AVAILABLE RECORDS:
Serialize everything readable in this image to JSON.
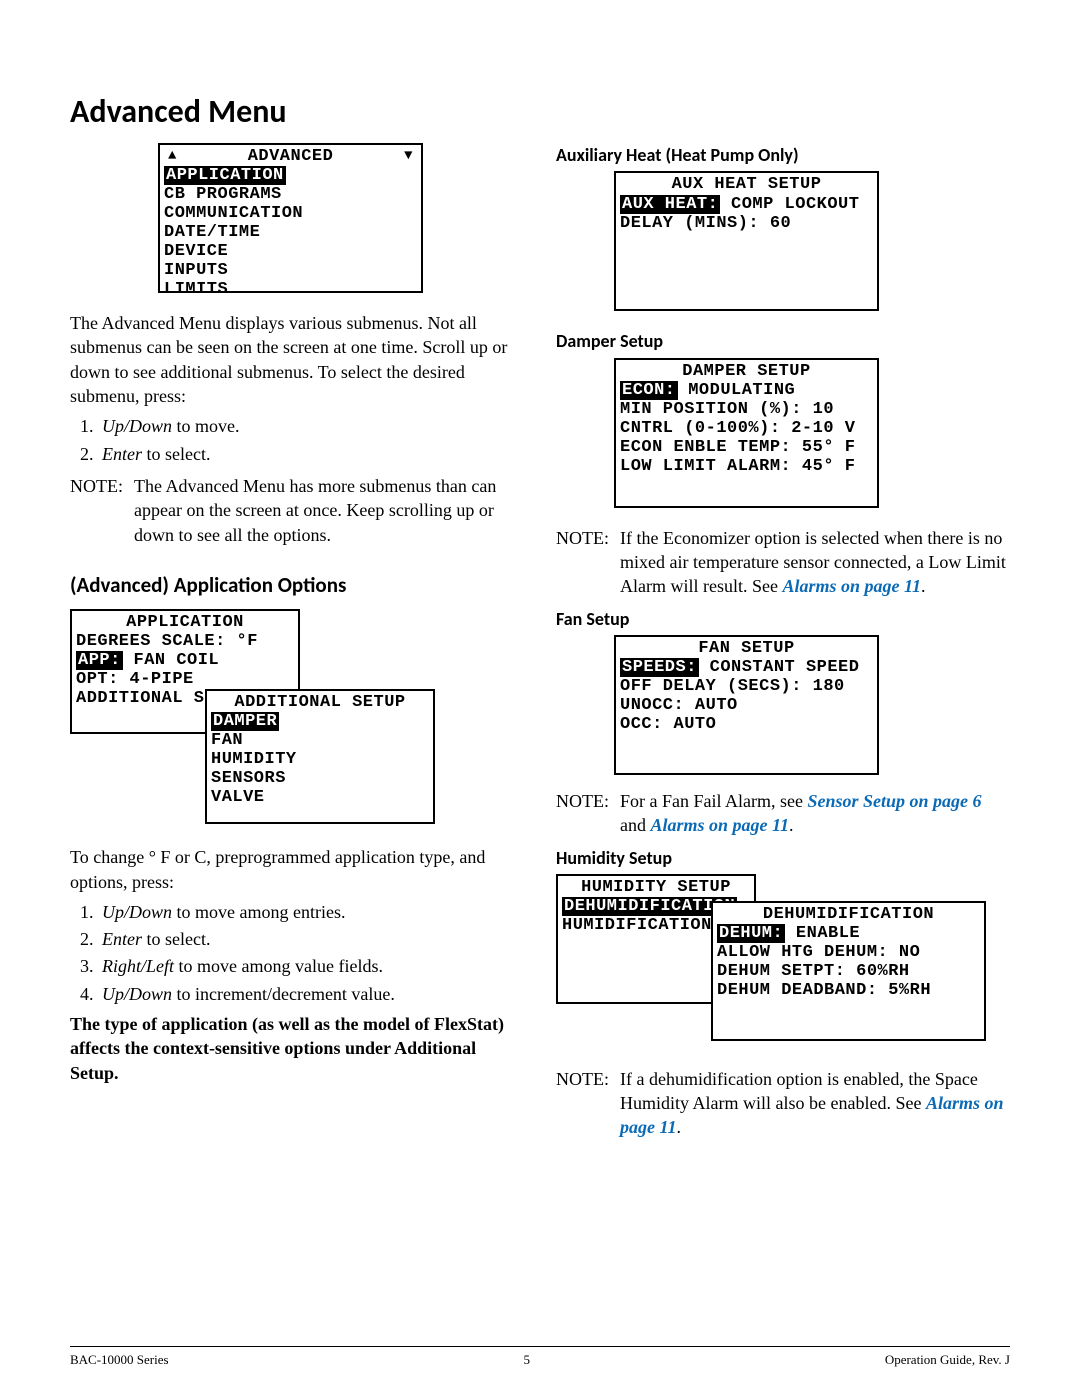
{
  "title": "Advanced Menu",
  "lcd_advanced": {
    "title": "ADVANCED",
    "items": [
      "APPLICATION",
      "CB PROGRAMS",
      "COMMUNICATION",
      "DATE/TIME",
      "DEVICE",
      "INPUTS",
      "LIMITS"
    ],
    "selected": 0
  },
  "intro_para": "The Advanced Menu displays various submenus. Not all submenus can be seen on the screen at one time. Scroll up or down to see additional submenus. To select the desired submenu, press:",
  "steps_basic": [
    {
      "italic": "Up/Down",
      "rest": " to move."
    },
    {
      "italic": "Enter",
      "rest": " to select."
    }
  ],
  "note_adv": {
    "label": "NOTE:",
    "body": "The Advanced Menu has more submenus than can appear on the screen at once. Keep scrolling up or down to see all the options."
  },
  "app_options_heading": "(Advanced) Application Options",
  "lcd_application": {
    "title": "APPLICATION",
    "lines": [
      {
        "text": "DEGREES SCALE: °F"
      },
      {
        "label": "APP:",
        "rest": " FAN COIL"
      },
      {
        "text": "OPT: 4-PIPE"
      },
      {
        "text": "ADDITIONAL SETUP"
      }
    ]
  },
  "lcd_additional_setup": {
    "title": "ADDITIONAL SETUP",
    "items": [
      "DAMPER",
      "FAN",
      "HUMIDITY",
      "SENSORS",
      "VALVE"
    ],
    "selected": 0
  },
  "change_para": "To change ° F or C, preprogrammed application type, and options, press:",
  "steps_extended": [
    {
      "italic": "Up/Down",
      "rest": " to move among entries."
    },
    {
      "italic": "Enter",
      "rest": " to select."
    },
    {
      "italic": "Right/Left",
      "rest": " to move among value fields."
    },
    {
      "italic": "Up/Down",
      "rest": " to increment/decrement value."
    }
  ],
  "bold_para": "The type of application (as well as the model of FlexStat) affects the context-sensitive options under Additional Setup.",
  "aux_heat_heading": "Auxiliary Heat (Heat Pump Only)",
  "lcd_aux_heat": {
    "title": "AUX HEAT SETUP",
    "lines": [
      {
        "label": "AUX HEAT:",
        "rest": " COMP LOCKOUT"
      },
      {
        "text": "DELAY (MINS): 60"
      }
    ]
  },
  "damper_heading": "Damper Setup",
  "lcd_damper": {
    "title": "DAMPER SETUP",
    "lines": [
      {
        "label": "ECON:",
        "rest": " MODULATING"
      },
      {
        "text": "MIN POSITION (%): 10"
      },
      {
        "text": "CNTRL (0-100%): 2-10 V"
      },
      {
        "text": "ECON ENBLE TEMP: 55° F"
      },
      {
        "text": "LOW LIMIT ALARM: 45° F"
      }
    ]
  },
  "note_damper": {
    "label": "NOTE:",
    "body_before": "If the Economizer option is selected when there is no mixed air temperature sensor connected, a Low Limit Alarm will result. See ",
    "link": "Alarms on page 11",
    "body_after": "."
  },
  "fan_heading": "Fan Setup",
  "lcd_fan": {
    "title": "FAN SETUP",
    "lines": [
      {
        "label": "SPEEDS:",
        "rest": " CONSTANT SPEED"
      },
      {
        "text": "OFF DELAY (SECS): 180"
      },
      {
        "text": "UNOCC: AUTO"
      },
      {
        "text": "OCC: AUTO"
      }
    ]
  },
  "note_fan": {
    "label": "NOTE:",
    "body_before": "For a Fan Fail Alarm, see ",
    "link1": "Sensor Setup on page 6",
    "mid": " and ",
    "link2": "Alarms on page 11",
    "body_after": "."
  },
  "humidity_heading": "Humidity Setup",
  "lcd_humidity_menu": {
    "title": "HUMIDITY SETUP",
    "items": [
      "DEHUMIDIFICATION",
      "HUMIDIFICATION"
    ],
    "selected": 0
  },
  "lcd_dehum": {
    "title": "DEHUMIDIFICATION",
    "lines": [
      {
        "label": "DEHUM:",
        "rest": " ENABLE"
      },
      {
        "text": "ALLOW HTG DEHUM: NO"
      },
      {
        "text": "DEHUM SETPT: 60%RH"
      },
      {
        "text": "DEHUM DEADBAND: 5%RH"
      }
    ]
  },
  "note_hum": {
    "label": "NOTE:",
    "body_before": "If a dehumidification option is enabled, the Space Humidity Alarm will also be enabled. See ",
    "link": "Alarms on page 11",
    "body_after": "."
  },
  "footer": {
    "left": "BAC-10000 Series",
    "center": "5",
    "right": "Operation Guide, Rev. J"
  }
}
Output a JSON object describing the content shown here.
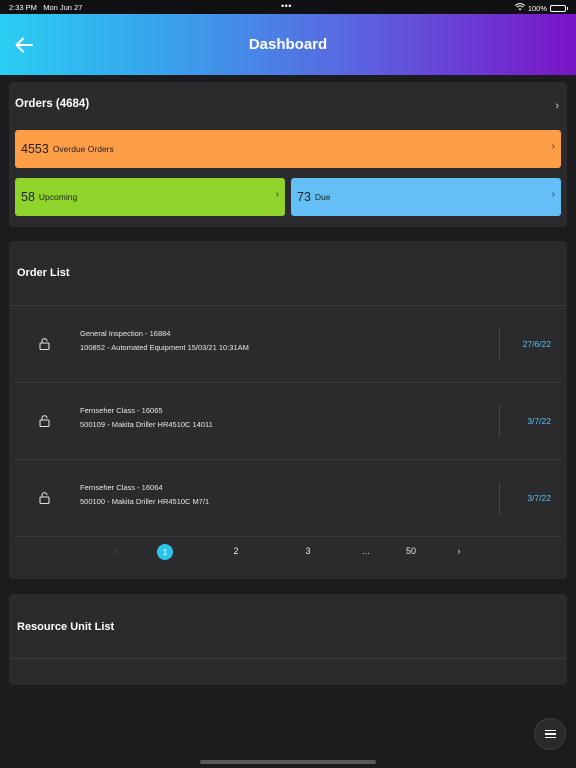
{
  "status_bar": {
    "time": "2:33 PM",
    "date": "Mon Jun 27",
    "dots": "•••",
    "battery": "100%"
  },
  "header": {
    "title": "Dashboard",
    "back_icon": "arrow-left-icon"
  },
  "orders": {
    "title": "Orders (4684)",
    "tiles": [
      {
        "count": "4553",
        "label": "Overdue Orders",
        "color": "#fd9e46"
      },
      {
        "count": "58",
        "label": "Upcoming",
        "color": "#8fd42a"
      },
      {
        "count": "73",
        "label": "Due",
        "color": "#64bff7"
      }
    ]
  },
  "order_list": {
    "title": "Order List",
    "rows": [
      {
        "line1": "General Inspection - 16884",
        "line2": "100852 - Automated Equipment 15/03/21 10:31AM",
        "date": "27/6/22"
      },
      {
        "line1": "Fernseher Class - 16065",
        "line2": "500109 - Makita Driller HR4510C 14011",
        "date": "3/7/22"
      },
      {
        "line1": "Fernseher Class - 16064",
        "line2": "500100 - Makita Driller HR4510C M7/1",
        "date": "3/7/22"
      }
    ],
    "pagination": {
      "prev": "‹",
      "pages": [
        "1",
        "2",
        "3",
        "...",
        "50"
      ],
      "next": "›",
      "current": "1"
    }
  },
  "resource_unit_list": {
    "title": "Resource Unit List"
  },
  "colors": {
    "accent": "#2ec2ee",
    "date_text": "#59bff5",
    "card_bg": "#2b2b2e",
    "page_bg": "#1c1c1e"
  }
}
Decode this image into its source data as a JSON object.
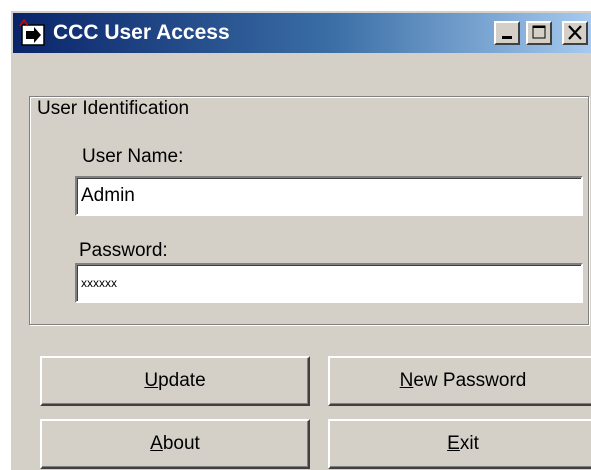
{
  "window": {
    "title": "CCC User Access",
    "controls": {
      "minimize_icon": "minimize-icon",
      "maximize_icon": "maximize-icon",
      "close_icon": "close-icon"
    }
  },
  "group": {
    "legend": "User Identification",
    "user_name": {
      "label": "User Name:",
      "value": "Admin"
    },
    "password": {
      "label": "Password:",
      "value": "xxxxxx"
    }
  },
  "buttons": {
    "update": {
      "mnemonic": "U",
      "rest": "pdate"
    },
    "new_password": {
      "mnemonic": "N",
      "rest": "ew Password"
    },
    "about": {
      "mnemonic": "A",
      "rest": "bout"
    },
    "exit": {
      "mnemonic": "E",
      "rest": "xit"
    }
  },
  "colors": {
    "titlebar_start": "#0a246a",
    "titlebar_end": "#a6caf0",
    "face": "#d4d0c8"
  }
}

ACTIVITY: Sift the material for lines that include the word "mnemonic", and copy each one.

YOUR RESPONSE:
      "mnemonic": "U",
      "mnemonic": "N",
      "mnemonic": "A",
      "mnemonic": "E",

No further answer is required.